# [Try it]
Return each line of the listing exactly as written.

# [Recorded information]
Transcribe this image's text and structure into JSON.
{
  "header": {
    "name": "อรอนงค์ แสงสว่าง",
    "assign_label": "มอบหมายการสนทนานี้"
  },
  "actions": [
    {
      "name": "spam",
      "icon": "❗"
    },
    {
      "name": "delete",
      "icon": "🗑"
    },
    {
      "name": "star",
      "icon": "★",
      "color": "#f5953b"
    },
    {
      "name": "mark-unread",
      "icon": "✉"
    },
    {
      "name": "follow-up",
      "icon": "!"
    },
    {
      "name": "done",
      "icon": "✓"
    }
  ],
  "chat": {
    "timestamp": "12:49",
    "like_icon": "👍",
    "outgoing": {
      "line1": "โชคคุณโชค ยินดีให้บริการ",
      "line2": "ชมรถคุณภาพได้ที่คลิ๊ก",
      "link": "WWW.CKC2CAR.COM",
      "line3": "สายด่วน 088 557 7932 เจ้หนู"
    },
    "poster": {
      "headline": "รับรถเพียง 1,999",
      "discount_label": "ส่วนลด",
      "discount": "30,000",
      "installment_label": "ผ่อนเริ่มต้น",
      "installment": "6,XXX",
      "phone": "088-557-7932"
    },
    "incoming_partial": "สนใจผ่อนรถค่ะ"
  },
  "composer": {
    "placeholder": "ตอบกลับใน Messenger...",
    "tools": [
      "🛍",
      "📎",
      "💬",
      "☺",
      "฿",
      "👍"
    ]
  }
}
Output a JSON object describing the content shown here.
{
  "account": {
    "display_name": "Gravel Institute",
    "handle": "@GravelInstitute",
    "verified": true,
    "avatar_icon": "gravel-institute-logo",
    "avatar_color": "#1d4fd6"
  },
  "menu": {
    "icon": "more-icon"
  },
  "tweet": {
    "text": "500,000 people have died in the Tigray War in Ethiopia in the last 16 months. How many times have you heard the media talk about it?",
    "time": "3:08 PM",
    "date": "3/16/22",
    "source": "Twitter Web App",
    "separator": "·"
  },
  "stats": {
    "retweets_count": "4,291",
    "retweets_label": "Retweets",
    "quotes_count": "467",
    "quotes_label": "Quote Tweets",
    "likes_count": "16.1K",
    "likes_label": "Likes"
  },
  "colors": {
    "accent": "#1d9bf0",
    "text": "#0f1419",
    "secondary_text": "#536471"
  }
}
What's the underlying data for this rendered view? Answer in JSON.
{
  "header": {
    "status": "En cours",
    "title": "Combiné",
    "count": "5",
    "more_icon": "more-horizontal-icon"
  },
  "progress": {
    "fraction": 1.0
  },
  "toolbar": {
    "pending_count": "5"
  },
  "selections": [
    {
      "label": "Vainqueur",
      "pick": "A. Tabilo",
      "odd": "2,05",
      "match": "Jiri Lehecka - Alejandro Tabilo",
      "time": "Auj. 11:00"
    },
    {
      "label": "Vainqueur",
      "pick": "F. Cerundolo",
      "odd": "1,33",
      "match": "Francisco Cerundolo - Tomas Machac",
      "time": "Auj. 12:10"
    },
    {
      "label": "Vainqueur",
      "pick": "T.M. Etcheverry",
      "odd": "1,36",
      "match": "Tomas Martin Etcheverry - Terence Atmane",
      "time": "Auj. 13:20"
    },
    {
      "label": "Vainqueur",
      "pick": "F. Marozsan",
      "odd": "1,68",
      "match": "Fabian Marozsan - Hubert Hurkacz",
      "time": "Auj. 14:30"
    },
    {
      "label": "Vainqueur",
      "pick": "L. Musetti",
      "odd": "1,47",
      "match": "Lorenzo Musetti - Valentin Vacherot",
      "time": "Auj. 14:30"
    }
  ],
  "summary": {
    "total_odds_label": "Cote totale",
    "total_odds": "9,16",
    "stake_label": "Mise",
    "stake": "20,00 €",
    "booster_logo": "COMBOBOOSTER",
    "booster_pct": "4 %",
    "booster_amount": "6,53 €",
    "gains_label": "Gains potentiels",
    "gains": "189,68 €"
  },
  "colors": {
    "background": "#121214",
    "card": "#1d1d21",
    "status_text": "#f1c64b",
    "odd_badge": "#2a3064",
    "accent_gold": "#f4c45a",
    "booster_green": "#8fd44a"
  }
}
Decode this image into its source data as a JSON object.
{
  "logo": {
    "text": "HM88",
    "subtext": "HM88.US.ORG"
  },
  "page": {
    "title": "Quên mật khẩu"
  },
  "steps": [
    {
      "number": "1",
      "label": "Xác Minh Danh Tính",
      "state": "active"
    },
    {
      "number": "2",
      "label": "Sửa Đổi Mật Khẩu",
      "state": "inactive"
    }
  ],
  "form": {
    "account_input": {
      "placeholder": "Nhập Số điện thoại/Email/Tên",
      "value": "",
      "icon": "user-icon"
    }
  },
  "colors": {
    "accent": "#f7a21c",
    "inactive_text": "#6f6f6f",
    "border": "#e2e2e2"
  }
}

# [Response area]
Transcribe this image's text and structure into JSON.
{
  "header": {
    "name": "อรอนงค์ แสงสว่าง",
    "assign_label": "มอบหมายการสนทนานี้"
  },
  "actions": [
    {
      "name": "spam",
      "icon": "❗"
    },
    {
      "name": "delete",
      "icon": "🗑"
    },
    {
      "name": "star",
      "icon": "★",
      "color": "#f5953b"
    },
    {
      "name": "mark-unread",
      "icon": "✉"
    },
    {
      "name": "follow-up",
      "icon": "!"
    },
    {
      "name": "done",
      "icon": "✓"
    }
  ],
  "chat": {
    "timestamp": "12:49",
    "like_icon": "👍",
    "outgoing": {
      "line1": "โชคคุณโชค ยินดีให้บริการ",
      "line2": "ชมรถคุณภาพได้ที่คลิ๊ก",
      "link": "WWW.CKC2CAR.COM",
      "line3": "สายด่วน 088 557 7932 เจ้หนู"
    },
    "poster": {
      "headline": "รับรถเพียง 1,999",
      "discount_label": "ส่วนลด",
      "discount": "30,000",
      "installment_label": "ผ่อนเริ่มต้น",
      "installment": "6,XXX",
      "phone": "088-557-7932"
    },
    "incoming_partial": "สนใจผ่อนรถค่ะ"
  },
  "composer": {
    "placeholder": "ตอบกลับใน Messenger...",
    "tools": [
      "🛍",
      "📎",
      "💬",
      "☺",
      "฿",
      "👍"
    ]
  }
}
Output a JSON object describing the content shown here.
{
  "account": {
    "display_name": "Gravel Institute",
    "handle": "@GravelInstitute",
    "verified": true,
    "avatar_icon": "gravel-institute-logo",
    "avatar_color": "#1d4fd6"
  },
  "menu": {
    "icon": "more-icon"
  },
  "tweet": {
    "text": "500,000 people have died in the Tigray War in Ethiopia in the last 16 months. How many times have you heard the media talk about it?",
    "time": "3:08 PM",
    "date": "3/16/22",
    "source": "Twitter Web App",
    "separator": "·"
  },
  "stats": {
    "retweets_count": "4,291",
    "retweets_label": "Retweets",
    "quotes_count": "467",
    "quotes_label": "Quote Tweets",
    "likes_count": "16.1K",
    "likes_label": "Likes"
  },
  "colors": {
    "accent": "#1d9bf0",
    "text": "#0f1419",
    "secondary_text": "#536471"
  }
}
What's the underlying data for this rendered view? Answer in JSON.
{
  "header": {
    "status": "En cours",
    "title": "Combiné",
    "count": "5",
    "more_icon": "more-horizontal-icon"
  },
  "progress": {
    "fraction": 1.0
  },
  "toolbar": {
    "pending_count": "5"
  },
  "selections": [
    {
      "label": "Vainqueur",
      "pick": "A. Tabilo",
      "odd": "2,05",
      "match": "Jiri Lehecka - Alejandro Tabilo",
      "time": "Auj. 11:00"
    },
    {
      "label": "Vainqueur",
      "pick": "F. Cerundolo",
      "odd": "1,33",
      "match": "Francisco Cerundolo - Tomas Machac",
      "time": "Auj. 12:10"
    },
    {
      "label": "Vainqueur",
      "pick": "T.M. Etcheverry",
      "odd": "1,36",
      "match": "Tomas Martin Etcheverry - Terence Atmane",
      "time": "Auj. 13:20"
    },
    {
      "label": "Vainqueur",
      "pick": "F. Marozsan",
      "odd": "1,68",
      "match": "Fabian Marozsan - Hubert Hurkacz",
      "time": "Auj. 14:30"
    },
    {
      "label": "Vainqueur",
      "pick": "L. Musetti",
      "odd": "1,47",
      "match": "Lorenzo Musetti - Valentin Vacherot",
      "time": "Auj. 14:30"
    }
  ],
  "summary": {
    "total_odds_label": "Cote totale",
    "total_odds": "9,16",
    "stake_label": "Mise",
    "stake": "20,00 €",
    "booster_logo": "COMBOBOOSTER",
    "booster_pct": "4 %",
    "booster_amount": "6,53 €",
    "gains_label": "Gains potentiels",
    "gains": "189,68 €"
  },
  "colors": {
    "background": "#121214",
    "card": "#1d1d21",
    "status_text": "#f1c64b",
    "odd_badge": "#2a3064",
    "accent_gold": "#f4c45a",
    "booster_green": "#8fd44a"
  }
}
Decode this image into its source data as a JSON object.
{
  "logo": {
    "text": "HM88",
    "subtext": "HM88.US.ORG"
  },
  "page": {
    "title": "Quên mật khẩu"
  },
  "steps": [
    {
      "number": "1",
      "label": "Xác Minh Danh Tính",
      "state": "active"
    },
    {
      "number": "2",
      "label": "Sửa Đổi Mật Khẩu",
      "state": "inactive"
    }
  ],
  "form": {
    "account_input": {
      "placeholder": "Nhập Số điện thoại/Email/Tên",
      "value": "",
      "icon": "user-icon"
    }
  },
  "colors": {
    "accent": "#f7a21c",
    "inactive_text": "#6f6f6f",
    "border": "#e2e2e2"
  }
}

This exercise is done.